Sarah Phelps, Reporter

The views expressed in this article belong to the reporter, and do not reflect the views held by Rockbridge County High School, the Prowler Staff, and its members.

Based on the Shadow and Bone trilogy and the Six of Crows duology written by Leigh Bardugo, the Netflix original show, Shadow and Bone, takes place in a fantasy, worn-torn world. According to Google, the movie has an audience rating summary of 4.7 stars, 87% rotten tomatoes in critic ratings, and 90% rotten tomatoes in the audience score. Which I believe the show deserved the good ratings.

The Shadow Fold, a place explained to be utter darkness, is located in the middle of Ravka which was forced to be separated into East and West Ravka. Bardugo explained that “in fantasy, darkness usually operates as a metaphor. I wanted to make it a literal, physical thing. That idea became the Shadow Fold.”

Ravka’s enemies, the Fjerdians and the Shu Han, want the Fold to stay permanently because it assures that one part of Ravka has no way to get guns. Being stuck in an era before guns, the Grisha, small science users (as opposed to magic users) have to rely on their powers. This leads up to some considerably interesting fight scenes between the Grisha and their human enemies.

To my amazement, the show successfully weaves five different books into one Netflix series and connects different sets of characters into one beautifully written script. At first, I was worried the show would stray far from the books but most everything in the show is included in one of the books. 

One part of the show I was excited for was the Crows. The Crows are a group made up of Kaz Brekker, a criminal prodigy, and his crew. The crew is, nonetheless, a group of chaotic seventeen year olds. Kaz Brekker and his crew are constantly pulling off heists— that is, if it earns Kaz Brekker enough money to change his and his crews’ lives.

Bardugo explained in the back of  Six of Crows what her readers could take from the book or from the characters. Bardugo said she hopes “that they find someone in the crew to identify with, that they see themselves in these messy characters who make mistakes but keep fighting.”

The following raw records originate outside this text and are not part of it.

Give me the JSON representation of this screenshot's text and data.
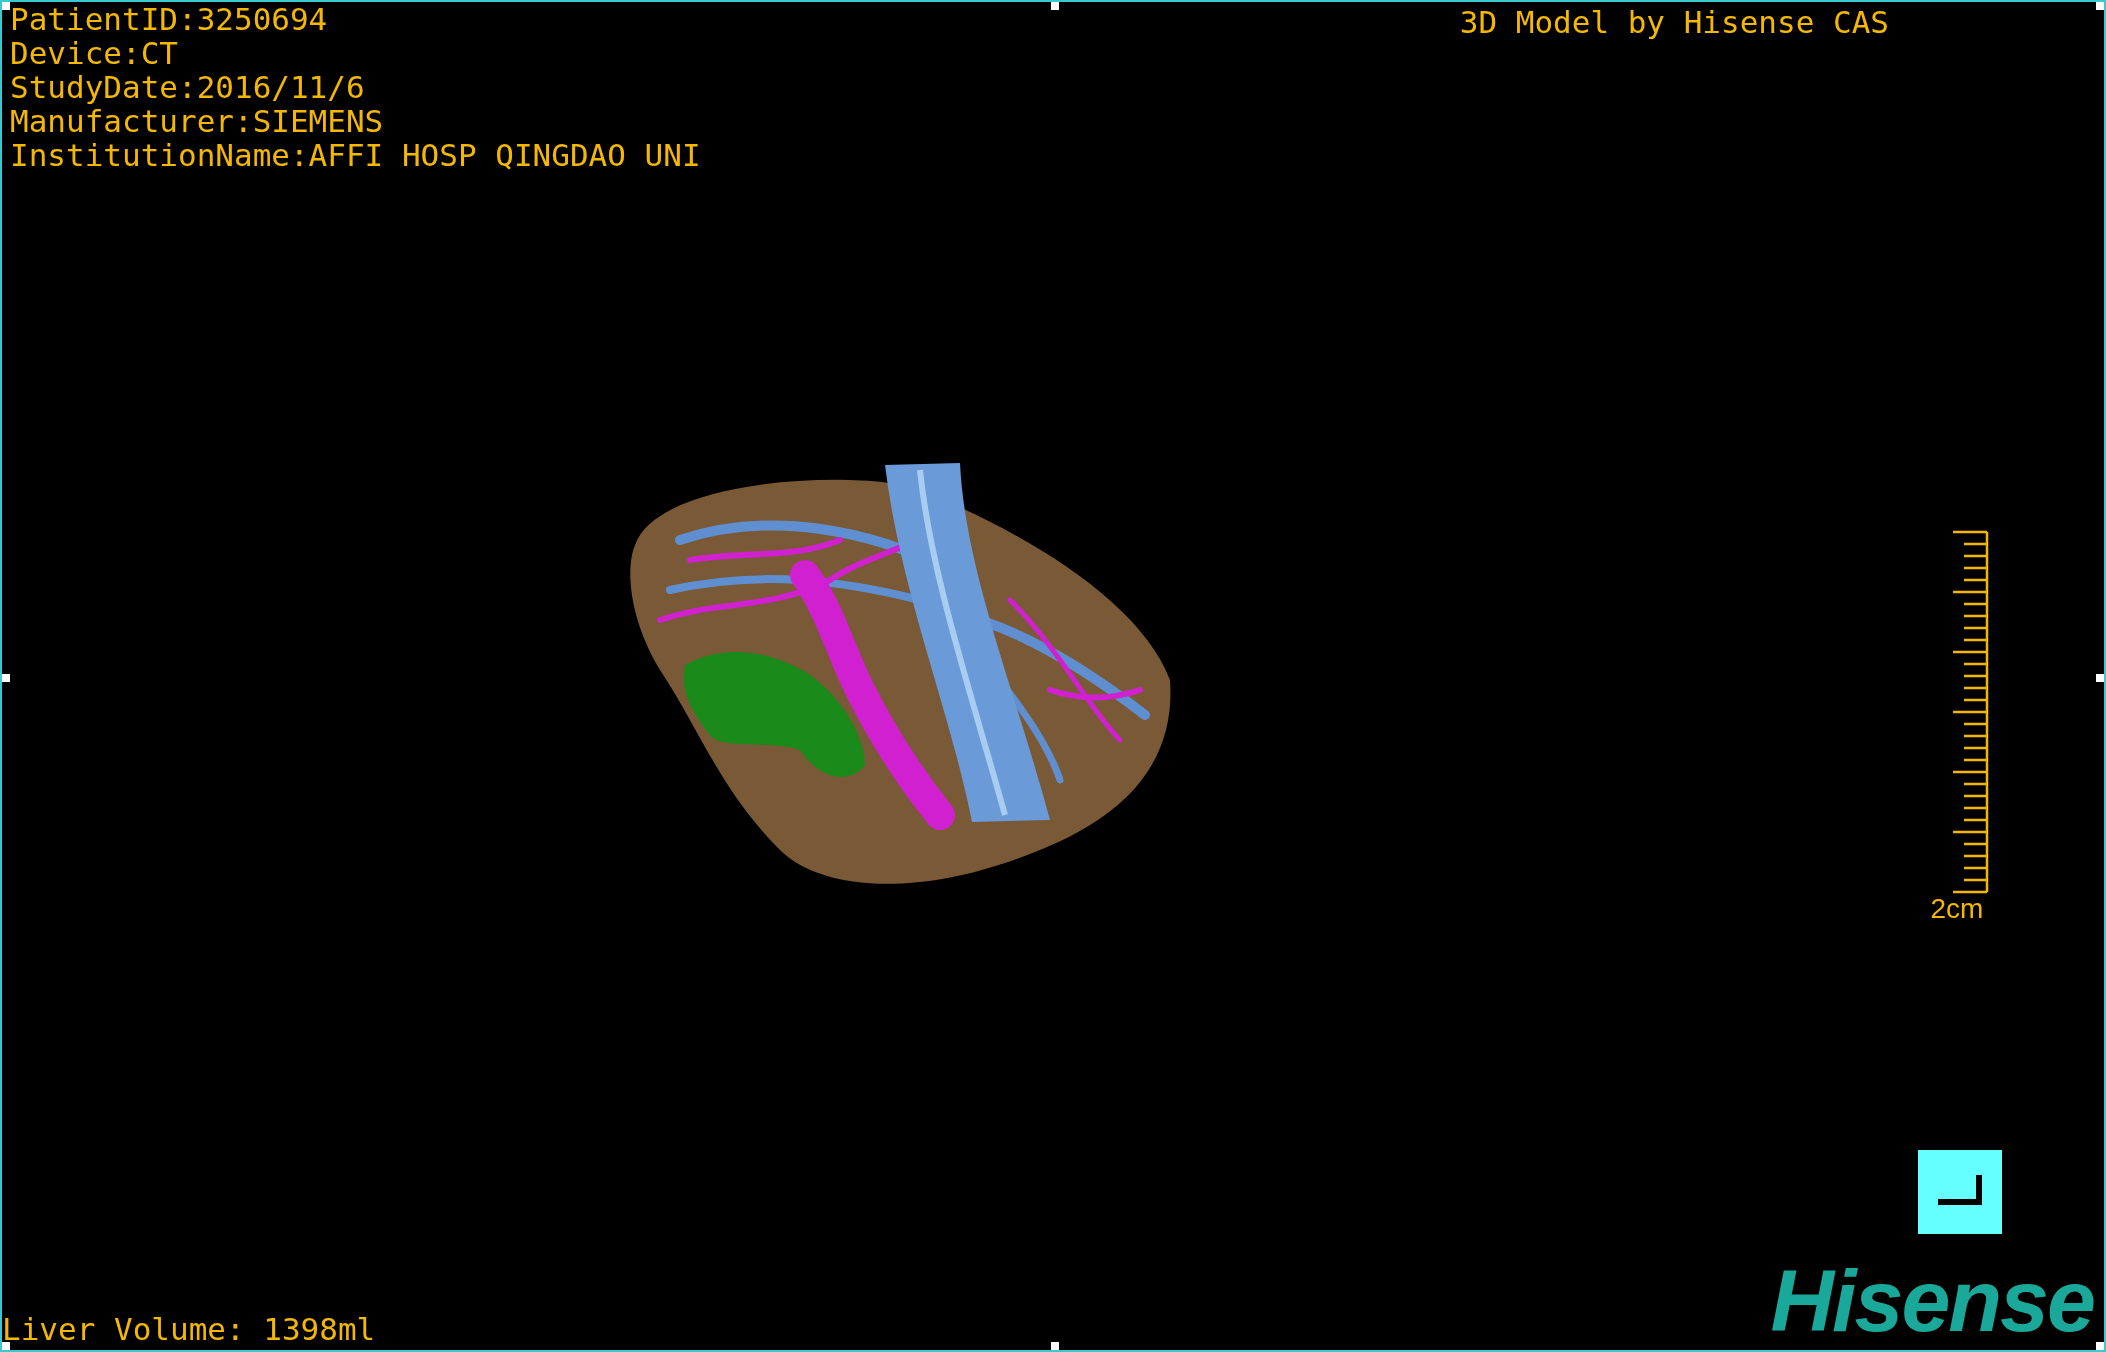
{
  "info_lines": [
    "PatientID:3250694",
    "Device:CT",
    "StudyDate:2016/11/6",
    "Manufacturer:SIEMENS",
    "InstitutionName:AFFI HOSP QINGDAO UNI"
  ],
  "title": "3D Model by Hisense CAS",
  "scale_bar": {
    "label": "2cm"
  },
  "liver_volume": "Liver Volume: 1398ml",
  "logo": "Hisense"
}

In the Six of Crows duology, the story is not told from one persons’ point of view like Shadow and Bone; rather it is told from a third person point of view and from different perspectives. Since the Crows’ story originally takes place two years after the Shadow and Bone ending, Netflix ultimately had to change their storyline to fit Alina’s. Though that is the case, the producers did not fail us, and I enjoyed watching any scene that included the Crows.

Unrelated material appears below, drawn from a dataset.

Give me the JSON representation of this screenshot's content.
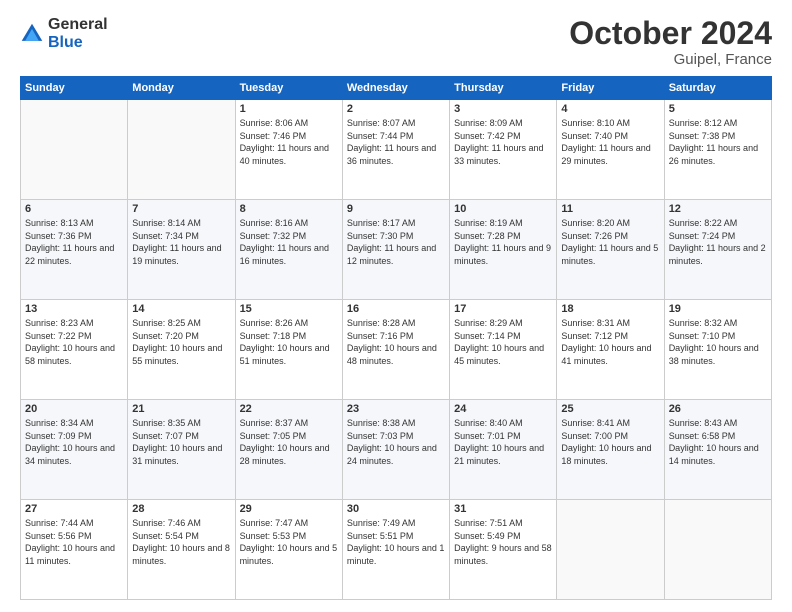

Though the show looks remarkable and follows the books closely, I was upset they called one of the characters by his real name, Aleksander Kirigan, rather than the Darkling. In the Shadow and Bone trilogy, you do not know his name until the last pages of the last book. Kirigan’s name was something he told only Alina as he had no one left besides her. He told her his true name in hopes of having someone who once loved him remember him as something more human rather than monster. 

I was also disappointed by a certain missed scene from the book though I can not exactly blame Netflix as it is more limited when it comes to film rather than when it is in writing. The scene that I felt was lacking was when it is being proven that Alina Starkov is the Sun Summoner, the one person who has the power to summon sunlight. The Sun Summoner is the person destined to save Ravka from the Fold. In that moment, the Darkling (General Kirigan) creates a dark atmosphere, one that I would compare to the feeling of the Fold (amazing foreshadowing), and makes Alina use her power to “shatter” the darkness. 

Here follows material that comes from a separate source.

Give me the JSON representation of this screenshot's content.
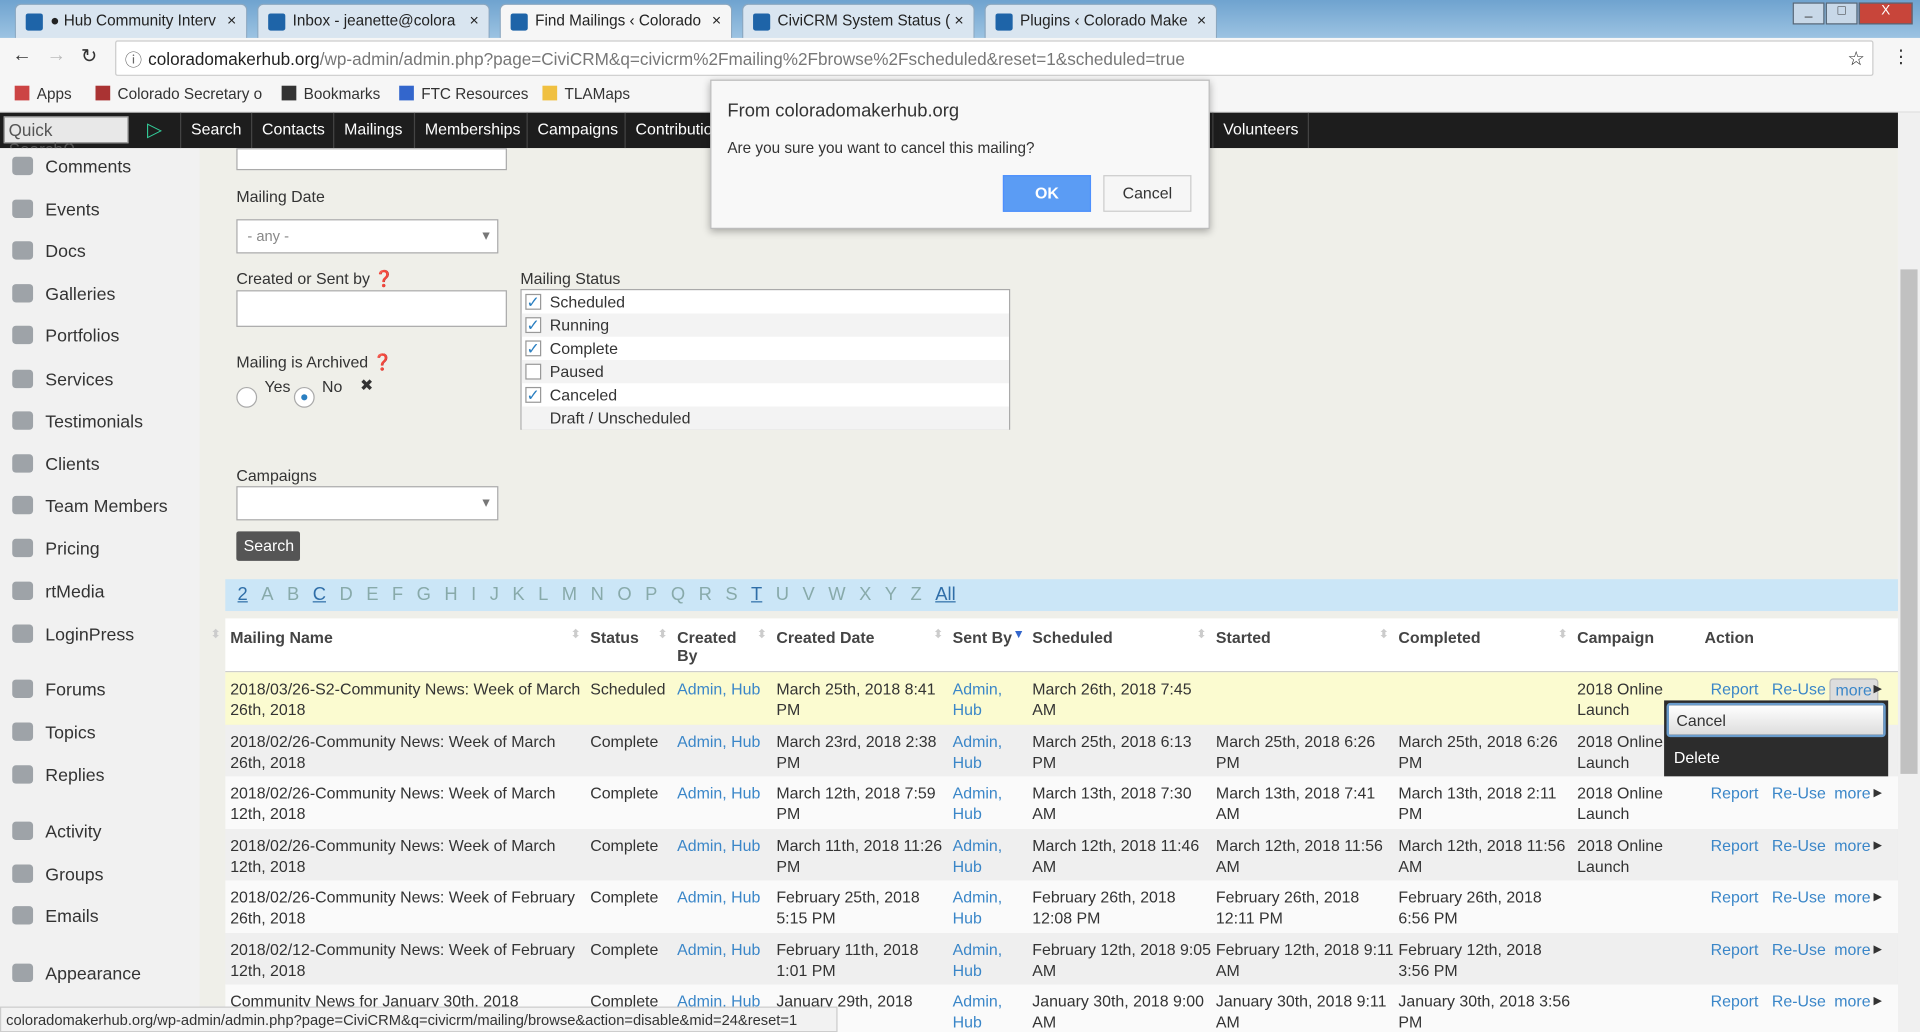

Overall, I would recommend Shadow and Bone to anyone who has a love for fantasy or simply, a love for astonishingly made shows. Though it is an amazing series, I would recommend people read the books before watching since some parts could be confusing without the context.